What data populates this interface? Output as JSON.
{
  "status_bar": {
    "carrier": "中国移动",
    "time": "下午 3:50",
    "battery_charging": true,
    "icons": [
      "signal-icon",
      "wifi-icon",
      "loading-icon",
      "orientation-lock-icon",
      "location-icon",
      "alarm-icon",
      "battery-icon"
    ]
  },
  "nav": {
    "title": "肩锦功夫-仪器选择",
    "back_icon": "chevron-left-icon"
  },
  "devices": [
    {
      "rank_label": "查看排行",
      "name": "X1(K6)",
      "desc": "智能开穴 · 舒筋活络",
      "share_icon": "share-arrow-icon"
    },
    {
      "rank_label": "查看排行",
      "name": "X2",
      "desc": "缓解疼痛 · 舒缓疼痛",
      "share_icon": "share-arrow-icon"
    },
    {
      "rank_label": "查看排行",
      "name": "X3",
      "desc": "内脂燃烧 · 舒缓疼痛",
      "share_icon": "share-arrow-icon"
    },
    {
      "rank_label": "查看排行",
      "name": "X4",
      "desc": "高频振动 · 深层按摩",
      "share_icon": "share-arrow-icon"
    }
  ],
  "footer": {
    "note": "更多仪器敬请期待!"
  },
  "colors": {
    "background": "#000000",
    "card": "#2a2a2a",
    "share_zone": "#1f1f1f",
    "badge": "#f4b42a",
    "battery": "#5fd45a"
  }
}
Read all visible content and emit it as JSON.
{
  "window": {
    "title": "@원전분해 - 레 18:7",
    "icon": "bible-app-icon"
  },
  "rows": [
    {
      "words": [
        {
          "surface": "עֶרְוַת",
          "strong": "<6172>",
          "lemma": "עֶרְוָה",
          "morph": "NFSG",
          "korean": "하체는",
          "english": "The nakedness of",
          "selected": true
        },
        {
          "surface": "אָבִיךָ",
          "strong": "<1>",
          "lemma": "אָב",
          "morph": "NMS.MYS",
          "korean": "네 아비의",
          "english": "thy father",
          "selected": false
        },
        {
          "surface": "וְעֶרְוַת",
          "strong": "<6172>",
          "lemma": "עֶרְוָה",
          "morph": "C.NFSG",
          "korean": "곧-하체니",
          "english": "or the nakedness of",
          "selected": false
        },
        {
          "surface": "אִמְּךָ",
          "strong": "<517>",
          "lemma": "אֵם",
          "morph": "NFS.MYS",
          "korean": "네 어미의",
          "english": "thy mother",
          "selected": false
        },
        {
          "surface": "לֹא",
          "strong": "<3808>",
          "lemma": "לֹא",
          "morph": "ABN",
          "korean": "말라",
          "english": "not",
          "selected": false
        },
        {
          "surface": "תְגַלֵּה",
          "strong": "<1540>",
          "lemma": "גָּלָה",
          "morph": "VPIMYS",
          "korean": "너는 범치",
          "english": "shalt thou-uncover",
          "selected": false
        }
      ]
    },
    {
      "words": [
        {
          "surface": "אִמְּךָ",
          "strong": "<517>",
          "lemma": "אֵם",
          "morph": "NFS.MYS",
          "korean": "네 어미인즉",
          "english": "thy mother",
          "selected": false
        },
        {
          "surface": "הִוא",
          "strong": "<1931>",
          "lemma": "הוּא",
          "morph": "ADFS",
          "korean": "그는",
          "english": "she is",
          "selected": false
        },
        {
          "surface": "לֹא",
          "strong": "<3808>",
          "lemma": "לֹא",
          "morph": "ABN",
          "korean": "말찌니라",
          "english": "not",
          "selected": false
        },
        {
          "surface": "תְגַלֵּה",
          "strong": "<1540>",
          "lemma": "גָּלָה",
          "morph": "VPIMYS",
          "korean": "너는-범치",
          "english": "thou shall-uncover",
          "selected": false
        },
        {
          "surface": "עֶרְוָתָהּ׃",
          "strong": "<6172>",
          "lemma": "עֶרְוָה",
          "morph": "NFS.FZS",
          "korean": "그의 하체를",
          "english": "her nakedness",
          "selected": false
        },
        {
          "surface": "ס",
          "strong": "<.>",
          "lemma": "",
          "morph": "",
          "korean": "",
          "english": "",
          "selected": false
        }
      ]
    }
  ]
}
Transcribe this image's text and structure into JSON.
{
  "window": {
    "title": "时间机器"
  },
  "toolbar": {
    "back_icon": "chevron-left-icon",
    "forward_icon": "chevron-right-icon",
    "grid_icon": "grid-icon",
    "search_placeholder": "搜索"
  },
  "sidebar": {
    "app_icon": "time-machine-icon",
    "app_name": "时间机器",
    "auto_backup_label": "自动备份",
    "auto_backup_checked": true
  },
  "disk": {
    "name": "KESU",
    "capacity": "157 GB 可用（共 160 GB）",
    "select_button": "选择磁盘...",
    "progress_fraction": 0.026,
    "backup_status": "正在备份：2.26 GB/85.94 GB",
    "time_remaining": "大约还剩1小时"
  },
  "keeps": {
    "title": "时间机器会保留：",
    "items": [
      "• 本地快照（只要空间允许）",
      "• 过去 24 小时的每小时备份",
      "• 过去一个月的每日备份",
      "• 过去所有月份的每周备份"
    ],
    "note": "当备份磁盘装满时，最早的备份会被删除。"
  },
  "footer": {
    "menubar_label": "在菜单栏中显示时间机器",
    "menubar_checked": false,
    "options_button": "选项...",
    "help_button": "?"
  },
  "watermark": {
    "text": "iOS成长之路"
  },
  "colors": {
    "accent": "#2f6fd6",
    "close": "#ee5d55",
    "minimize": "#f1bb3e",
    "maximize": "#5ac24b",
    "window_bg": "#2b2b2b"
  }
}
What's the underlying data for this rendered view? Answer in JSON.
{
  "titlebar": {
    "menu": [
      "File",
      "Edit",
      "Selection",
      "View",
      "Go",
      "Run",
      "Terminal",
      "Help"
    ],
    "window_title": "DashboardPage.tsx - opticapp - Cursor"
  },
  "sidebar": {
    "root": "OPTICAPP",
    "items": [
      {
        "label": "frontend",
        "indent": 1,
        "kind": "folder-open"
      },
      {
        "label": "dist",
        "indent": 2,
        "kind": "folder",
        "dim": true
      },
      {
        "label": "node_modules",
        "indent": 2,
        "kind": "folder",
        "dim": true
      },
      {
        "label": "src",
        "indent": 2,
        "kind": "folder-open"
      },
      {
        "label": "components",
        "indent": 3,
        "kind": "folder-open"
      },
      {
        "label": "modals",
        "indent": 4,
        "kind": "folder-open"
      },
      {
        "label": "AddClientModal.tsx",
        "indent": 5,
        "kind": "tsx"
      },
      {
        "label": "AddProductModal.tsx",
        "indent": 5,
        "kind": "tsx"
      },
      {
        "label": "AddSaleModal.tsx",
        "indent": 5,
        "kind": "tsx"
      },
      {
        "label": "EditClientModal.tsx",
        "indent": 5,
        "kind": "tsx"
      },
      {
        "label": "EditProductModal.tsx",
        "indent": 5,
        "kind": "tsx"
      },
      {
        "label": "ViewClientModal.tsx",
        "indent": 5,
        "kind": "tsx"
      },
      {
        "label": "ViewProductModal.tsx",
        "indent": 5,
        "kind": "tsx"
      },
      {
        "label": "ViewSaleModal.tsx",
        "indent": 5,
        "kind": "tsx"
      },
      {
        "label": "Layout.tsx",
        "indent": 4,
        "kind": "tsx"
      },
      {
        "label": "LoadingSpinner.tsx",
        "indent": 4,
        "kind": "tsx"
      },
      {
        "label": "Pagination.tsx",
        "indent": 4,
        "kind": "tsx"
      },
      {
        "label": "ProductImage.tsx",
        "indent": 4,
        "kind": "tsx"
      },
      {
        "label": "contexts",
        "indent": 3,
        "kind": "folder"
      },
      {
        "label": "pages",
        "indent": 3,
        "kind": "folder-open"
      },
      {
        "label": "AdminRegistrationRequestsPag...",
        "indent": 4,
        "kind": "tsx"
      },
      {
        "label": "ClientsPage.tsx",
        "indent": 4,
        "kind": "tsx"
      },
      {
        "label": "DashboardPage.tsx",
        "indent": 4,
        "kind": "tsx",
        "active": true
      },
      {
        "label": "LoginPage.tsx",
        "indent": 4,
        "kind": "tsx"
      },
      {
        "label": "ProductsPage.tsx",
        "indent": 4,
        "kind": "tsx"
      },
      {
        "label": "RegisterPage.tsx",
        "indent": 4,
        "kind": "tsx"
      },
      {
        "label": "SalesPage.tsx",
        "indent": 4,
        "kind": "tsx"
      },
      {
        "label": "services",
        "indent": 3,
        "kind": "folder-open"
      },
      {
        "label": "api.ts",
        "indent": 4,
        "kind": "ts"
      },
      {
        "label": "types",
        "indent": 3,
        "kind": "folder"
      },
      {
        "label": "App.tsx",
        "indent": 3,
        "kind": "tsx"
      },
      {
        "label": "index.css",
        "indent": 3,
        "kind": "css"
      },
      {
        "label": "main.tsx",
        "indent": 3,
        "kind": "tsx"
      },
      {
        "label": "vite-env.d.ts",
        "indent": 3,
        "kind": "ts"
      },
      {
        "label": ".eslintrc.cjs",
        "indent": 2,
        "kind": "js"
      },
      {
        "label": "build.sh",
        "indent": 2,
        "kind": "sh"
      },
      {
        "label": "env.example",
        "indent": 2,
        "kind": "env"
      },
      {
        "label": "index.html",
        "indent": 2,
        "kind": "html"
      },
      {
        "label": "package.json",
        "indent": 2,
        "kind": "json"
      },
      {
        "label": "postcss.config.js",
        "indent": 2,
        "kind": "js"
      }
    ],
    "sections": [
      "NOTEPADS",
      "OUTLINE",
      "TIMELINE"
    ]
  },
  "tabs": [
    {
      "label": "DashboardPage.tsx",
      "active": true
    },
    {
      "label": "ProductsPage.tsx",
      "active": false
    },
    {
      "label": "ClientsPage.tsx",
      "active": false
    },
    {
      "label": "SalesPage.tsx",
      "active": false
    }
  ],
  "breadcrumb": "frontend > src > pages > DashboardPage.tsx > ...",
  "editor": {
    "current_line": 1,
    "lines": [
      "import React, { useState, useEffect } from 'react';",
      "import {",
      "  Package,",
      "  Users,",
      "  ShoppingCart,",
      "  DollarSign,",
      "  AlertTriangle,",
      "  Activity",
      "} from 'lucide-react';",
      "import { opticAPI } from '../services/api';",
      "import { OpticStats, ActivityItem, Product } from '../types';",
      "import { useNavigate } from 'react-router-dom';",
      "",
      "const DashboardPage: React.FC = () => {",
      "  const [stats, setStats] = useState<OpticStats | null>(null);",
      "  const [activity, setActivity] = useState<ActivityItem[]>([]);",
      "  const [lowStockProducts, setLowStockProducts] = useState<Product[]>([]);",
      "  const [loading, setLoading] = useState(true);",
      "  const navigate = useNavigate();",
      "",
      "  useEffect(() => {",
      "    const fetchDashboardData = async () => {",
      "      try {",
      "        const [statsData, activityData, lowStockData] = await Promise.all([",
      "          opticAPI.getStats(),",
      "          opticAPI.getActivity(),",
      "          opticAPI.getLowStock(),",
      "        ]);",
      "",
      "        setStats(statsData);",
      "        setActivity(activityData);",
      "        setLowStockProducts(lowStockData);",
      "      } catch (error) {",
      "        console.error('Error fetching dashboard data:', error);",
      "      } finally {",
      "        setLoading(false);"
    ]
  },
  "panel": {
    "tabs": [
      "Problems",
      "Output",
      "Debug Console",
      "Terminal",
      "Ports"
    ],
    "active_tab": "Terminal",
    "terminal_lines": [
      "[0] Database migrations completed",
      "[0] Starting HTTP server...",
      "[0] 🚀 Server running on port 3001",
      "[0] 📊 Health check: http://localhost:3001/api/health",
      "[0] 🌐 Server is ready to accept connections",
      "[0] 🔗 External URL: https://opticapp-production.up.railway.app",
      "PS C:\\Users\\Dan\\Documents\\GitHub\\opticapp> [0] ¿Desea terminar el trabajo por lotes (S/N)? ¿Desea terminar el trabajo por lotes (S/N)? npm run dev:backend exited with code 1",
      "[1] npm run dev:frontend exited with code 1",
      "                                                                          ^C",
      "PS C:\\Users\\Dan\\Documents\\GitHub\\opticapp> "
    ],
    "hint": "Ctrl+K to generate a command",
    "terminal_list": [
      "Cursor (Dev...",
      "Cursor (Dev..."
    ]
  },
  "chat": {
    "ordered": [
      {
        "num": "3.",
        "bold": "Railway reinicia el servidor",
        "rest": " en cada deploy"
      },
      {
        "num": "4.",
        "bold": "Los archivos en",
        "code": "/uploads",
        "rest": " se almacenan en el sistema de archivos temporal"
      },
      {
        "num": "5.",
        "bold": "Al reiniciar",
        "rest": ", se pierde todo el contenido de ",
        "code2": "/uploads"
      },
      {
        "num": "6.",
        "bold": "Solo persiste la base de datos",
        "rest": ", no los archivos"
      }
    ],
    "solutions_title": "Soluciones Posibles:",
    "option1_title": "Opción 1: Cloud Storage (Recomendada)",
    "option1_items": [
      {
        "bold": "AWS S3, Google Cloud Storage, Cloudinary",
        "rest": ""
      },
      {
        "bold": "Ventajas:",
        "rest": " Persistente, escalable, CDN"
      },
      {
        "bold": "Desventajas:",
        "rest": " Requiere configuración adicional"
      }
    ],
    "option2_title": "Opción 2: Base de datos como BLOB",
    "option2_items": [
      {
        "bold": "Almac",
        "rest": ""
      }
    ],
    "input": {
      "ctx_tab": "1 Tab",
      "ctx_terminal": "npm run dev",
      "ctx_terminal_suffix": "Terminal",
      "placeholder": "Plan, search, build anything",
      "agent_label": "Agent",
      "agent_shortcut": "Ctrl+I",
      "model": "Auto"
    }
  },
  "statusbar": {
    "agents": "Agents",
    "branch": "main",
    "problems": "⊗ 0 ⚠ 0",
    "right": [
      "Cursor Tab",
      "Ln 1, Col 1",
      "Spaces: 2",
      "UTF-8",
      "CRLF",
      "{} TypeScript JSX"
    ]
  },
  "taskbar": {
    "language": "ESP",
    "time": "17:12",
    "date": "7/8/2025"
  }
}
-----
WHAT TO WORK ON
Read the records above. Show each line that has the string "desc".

TASK OUTPUT
      "desc": "智能开穴 · 舒筋活络",
      "desc": "缓解疼痛 · 舒缓疼痛",
      "desc": "内脂燃烧 · 舒缓疼痛",
      "desc": "高频振动 · 深层按摩",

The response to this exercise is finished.